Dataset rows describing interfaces
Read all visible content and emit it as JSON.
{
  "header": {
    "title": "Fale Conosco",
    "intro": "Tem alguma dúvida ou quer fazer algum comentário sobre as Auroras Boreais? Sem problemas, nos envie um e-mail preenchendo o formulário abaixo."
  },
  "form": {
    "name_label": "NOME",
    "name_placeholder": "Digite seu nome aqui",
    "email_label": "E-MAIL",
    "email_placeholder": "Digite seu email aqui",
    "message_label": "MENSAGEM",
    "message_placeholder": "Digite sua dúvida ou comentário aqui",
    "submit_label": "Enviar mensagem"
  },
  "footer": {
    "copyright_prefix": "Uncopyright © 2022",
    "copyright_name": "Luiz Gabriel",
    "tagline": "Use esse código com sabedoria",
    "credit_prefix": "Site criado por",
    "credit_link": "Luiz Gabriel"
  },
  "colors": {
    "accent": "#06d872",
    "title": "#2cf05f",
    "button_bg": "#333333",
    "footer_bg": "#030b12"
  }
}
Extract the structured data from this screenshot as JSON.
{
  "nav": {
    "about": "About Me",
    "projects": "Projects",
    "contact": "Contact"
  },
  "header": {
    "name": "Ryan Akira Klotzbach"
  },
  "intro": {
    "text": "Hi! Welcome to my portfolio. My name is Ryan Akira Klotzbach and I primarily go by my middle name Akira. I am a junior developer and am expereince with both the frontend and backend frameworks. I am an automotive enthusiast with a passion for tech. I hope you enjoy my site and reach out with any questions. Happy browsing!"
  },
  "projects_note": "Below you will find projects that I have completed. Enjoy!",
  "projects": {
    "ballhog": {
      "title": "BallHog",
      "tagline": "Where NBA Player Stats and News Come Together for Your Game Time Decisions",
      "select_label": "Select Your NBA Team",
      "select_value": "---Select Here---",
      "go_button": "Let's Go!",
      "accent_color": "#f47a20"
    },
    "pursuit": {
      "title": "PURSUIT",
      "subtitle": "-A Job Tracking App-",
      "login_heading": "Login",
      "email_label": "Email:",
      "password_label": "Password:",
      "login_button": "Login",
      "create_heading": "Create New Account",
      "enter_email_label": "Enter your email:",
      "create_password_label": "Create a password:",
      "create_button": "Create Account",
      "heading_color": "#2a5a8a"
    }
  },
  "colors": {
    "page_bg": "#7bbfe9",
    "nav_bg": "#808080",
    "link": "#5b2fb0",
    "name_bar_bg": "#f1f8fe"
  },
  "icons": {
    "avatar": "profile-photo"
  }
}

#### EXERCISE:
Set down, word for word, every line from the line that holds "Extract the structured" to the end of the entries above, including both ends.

#### WRITTEN RESPONSE:
Extract the structured data from this screenshot as JSON.
{
  "nav": {
    "about": "About Me",
    "projects": "Projects",
    "contact": "Contact"
  },
  "header": {
    "name": "Ryan Akira Klotzbach"
  },
  "intro": {
    "text": "Hi! Welcome to my portfolio. My name is Ryan Akira Klotzbach and I primarily go by my middle name Akira. I am a junior developer and am expereince with both the frontend and backend frameworks. I am an automotive enthusiast with a passion for tech. I hope you enjoy my site and reach out with any questions. Happy browsing!"
  },
  "projects_note": "Below you will find projects that I have completed. Enjoy!",
  "projects": {
    "ballhog": {
      "title": "BallHog",
      "tagline": "Where NBA Player Stats and News Come Together for Your Game Time Decisions",
      "select_label": "Select Your NBA Team",
      "select_value": "---Select Here---",
      "go_button": "Let's Go!",
      "accent_color": "#f47a20"
    },
    "pursuit": {
      "title": "PURSUIT",
      "subtitle": "-A Job Tracking App-",
      "login_heading": "Login",
      "email_label": "Email:",
      "password_label": "Password:",
      "login_button": "Login",
      "create_heading": "Create New Account",
      "enter_email_label": "Enter your email:",
      "create_password_label": "Create a password:",
      "create_button": "Create Account",
      "heading_color": "#2a5a8a"
    }
  },
  "colors": {
    "page_bg": "#7bbfe9",
    "nav_bg": "#808080",
    "link": "#5b2fb0",
    "name_bar_bg": "#f1f8fe"
  },
  "icons": {
    "avatar": "profile-photo"
  }
}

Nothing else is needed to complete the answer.